Full disclosure: I went to this play in the expectation of being disappointed. I had seen this play at the Oxford Playhouse last year, with no less than Robert Webb starring as Bertie Wooster. So I was aware of the enormous acting range, props and scene changes required and I doubted that a student production could pull it off. I could not have been more wrong.

What’s so complicated about this play? It’s just some good old P.G. Woodhouse; can’t be that hard, can it? Written by David and Robert Goodale, it’s a play about the endearingly dim-witted British gentleman Bertie Wooster’s own play about the recent entanglements of his life. But there can be no such play without a cast, so butlers Jeeves and Seppings are recruited to multi-role over ten (!) supporting characters between them in about five different settings. You might begin to see my worries.

But there had been encouraging signs too. A marvellously professional website, jeevesandwoosteroxford.com, designed by Sam Wright, and the courteous ushering of Jeeves (Jonny Wiles) and Seppings (Adam Diaper) upon arrival were nice touches.

From the start, Joe Stephenson’s upbeat, physical and humorous enactment of Bertie Wooster’s opening lines got some good laughs. But then the first scene and costume changes came along, and one of them took really long. Just when I thought my doubts had been confirmed, Bertie bridged the silence brilliantly by saying: “there are boring bits in every play and I am afraid that this is the one in mine.”

And so we embarked on a theatrical journey with Wooster, Jeeves and Seppings, that brought the house down in laughter and ovations. The range of Wiles and Diaper’s acting is phenomenal, with each of them playing between four and six  completely different characters. Jonny Wiles is incredibly deft in distinguishing characters by only so much as a gesture or facial expression. His half Stiffy/half Watkyn Bassett, with matching half/half costume, was the grandiose climax of a stellar performance. Diaper’s performance was equally inspired, with accents, sounds (watch out for the train!) and physicality, that were the source of much joy and laughter.
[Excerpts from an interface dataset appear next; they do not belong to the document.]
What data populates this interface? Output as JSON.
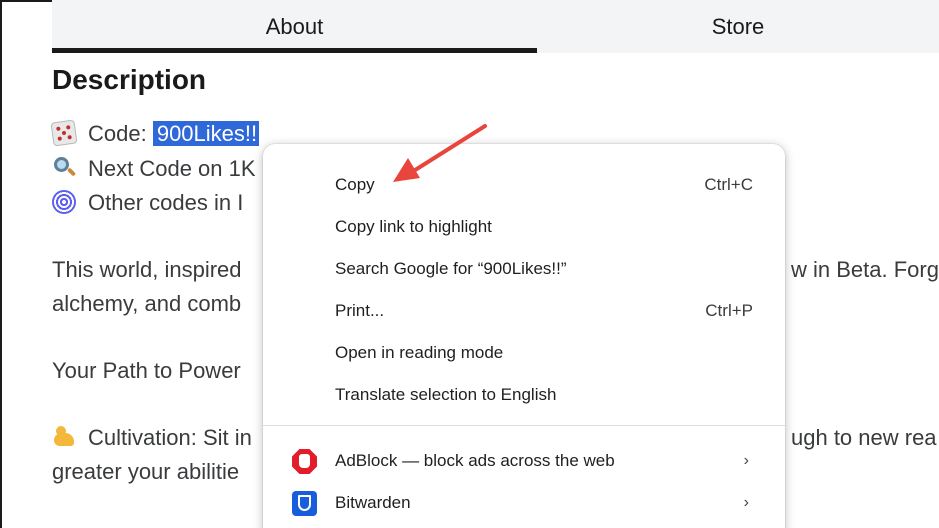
{
  "tabs": [
    {
      "label": "About",
      "active": true
    },
    {
      "label": "Store",
      "active": false
    }
  ],
  "description": {
    "heading": "Description",
    "lines": [
      {
        "icon": "dice-icon",
        "prefix": "Code: ",
        "highlight": "900Likes!!"
      },
      {
        "icon": "magnifier-icon",
        "text": "Next Code on 1K"
      },
      {
        "icon": "spiral-icon",
        "text": "Other codes in I"
      },
      {
        "text": "This world, inspired"
      },
      {
        "text": "w in Beta. Forg"
      },
      {
        "text": "alchemy, and comb"
      },
      {
        "text": "Your Path to Power"
      },
      {
        "icon": "flexed-biceps-icon",
        "text": "Cultivation: Sit in"
      },
      {
        "text": "ugh to new rea"
      },
      {
        "text": "greater your abilitie"
      }
    ]
  },
  "context_menu": {
    "items": [
      {
        "label": "Copy",
        "shortcut": "Ctrl+C"
      },
      {
        "label": "Copy link to highlight"
      },
      {
        "label": "Search Google for “900Likes!!”"
      },
      {
        "label": "Print...",
        "shortcut": "Ctrl+P"
      },
      {
        "label": "Open in reading mode"
      },
      {
        "label": "Translate selection to English"
      }
    ],
    "extensions": [
      {
        "label": "AdBlock — block ads across the web",
        "icon": "adblock-icon",
        "submenu": "›"
      },
      {
        "label": "Bitwarden",
        "icon": "bitwarden-icon",
        "submenu": "›"
      }
    ]
  },
  "colors": {
    "selection": "#2f68d8",
    "annotation_arrow": "#e8453c",
    "adblock": "#e21c2a",
    "bitwarden": "#175ddc"
  }
}
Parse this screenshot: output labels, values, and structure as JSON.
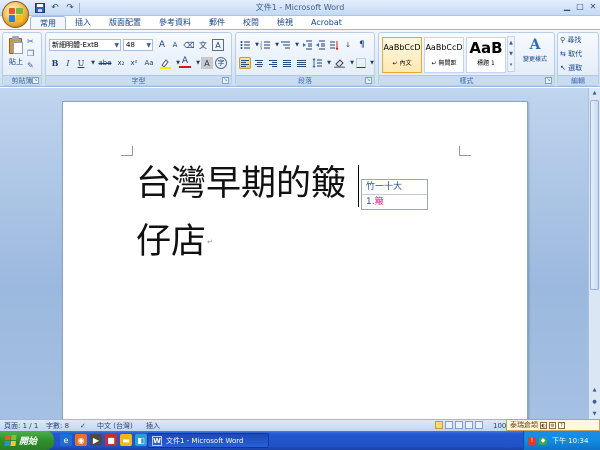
{
  "window": {
    "title": "文件1 - Microsoft Word",
    "controls": [
      "minimize-icon",
      "maximize-icon",
      "close-icon"
    ]
  },
  "quick_access": [
    "save-icon",
    "undo-icon",
    "redo-icon"
  ],
  "tabs": [
    {
      "label": "常用",
      "active": true
    },
    {
      "label": "插入"
    },
    {
      "label": "版面配置"
    },
    {
      "label": "參考資料"
    },
    {
      "label": "郵件"
    },
    {
      "label": "校閱"
    },
    {
      "label": "檢視"
    },
    {
      "label": "Acrobat"
    }
  ],
  "ribbon": {
    "clipboard": {
      "label": "剪貼簿",
      "paste_label": "貼上"
    },
    "font": {
      "label": "字型",
      "font_name": "新細明體-ExtB",
      "font_size": "48",
      "bold": "B",
      "italic": "I",
      "underline": "U",
      "strike": "abe",
      "subscript": "x₂",
      "superscript": "x²",
      "change_case": "Aa",
      "font_color": "A",
      "char_border": "A",
      "grow": "A",
      "shrink": "A",
      "phonetic": "文",
      "enclose": "字",
      "shading": "A"
    },
    "paragraph": {
      "label": "段落"
    },
    "styles": {
      "label": "樣式",
      "items": [
        {
          "sample": "AaBbCcD",
          "name": "↵ 內文",
          "selected": true
        },
        {
          "sample": "AaBbCcD",
          "name": "↵ 無間距",
          "selected": false
        },
        {
          "sample": "AaB",
          "name": "標題 1",
          "selected": false
        }
      ],
      "change_styles": "變更樣式"
    },
    "editing": {
      "label": "編輯",
      "find": "尋找",
      "replace": "取代",
      "select": "選取"
    }
  },
  "document": {
    "line1": "台灣早期的簸",
    "line2": "仔店",
    "ime": {
      "composition": "竹一十大",
      "candidate_num": "1.",
      "candidate_char": "簸"
    }
  },
  "status_bar": {
    "page": "頁面: 1 / 1",
    "words": "字數: 8",
    "language": "中文 (台灣)",
    "insert": "插入",
    "zoom": "100"
  },
  "language_bar": {
    "ime_name": "泰瑞倉頡"
  },
  "taskbar": {
    "start_label": "開始",
    "task_title": "文件1 - Microsoft Word",
    "clock": "下午 10:34"
  }
}
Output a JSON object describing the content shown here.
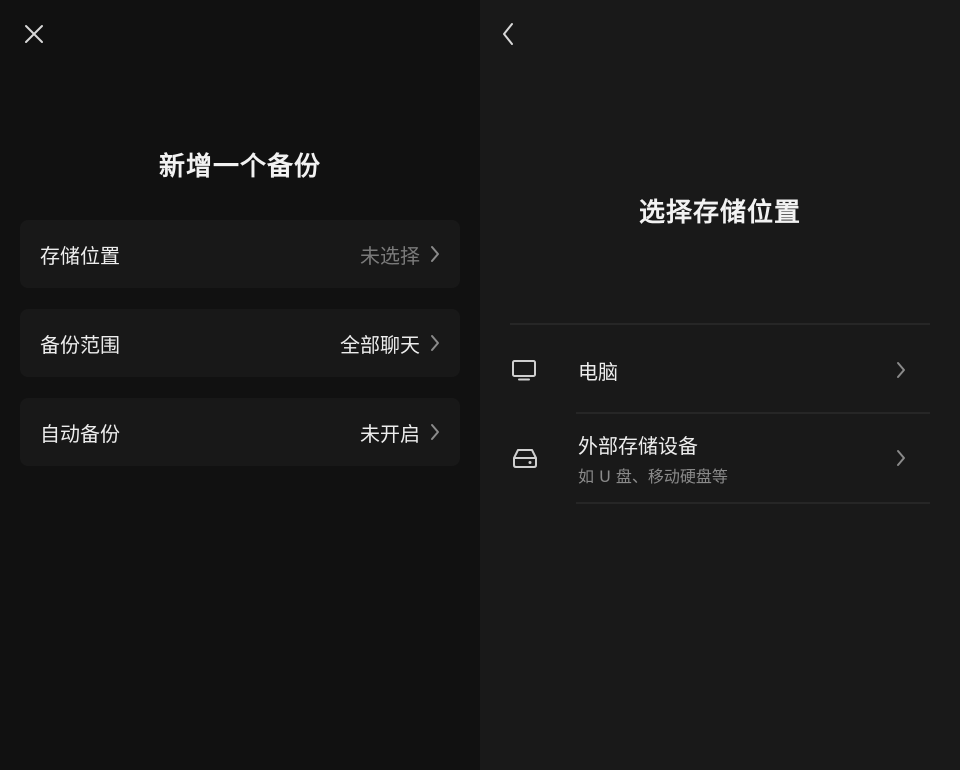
{
  "left": {
    "title": "新增一个备份",
    "items": [
      {
        "label": "存储位置",
        "value": "未选择"
      },
      {
        "label": "备份范围",
        "value": "全部聊天"
      },
      {
        "label": "自动备份",
        "value": "未开启"
      }
    ]
  },
  "right": {
    "title": "选择存储位置",
    "options": [
      {
        "title": "电脑",
        "icon": "monitor-icon"
      },
      {
        "title": "外部存储设备",
        "subtitle": "如 U 盘、移动硬盘等",
        "icon": "hard-drive-icon"
      }
    ]
  },
  "colors": {
    "background": "#111111",
    "right_background": "#191919",
    "card": "#181818",
    "text": "#ededed",
    "muted": "#7a7a7a"
  }
}
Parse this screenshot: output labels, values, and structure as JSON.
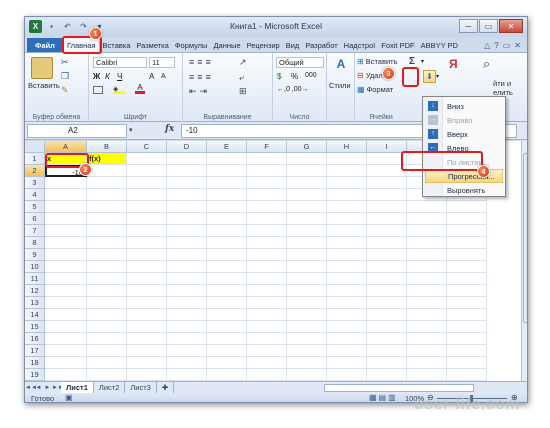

In such a complex play, credit must go to the stage manager (Pippa James), art director (Franciska Csongrady), set designer (Gabriele Juzeliunaite) and costume designer (Gwyneth Everson). Each came up with creative ways of ensuring swift scene changes: furniture with two different sides, costume changes by adding or subtracting a layer or two, and more. And when the scene changes took a bit longer, clever lines contrived to make the audience believe this was very much part of the trio’s own trials and tribulations. Much more realistic, I came to think, than the rotating stage I had seen in the recent professional production.

If I had to offer a criticism it would be to point out the handful of instances in which Jeeves and Wooster tripped over their words, or that the stage (bathtub, bed, chair, lamp, bookshelf) seemed at times too cluttered, even that the programme too exactly matched the website. But in sum, this is one of the most professional student productions I have seen. In acting, set, music, dance, you name it, but also for its website, programme, marketing, Jeeves and Wooster were in a league of their own. Director Olly Jackson deserves praise for it all. So, buy your tickets now. You will have a jolly good time!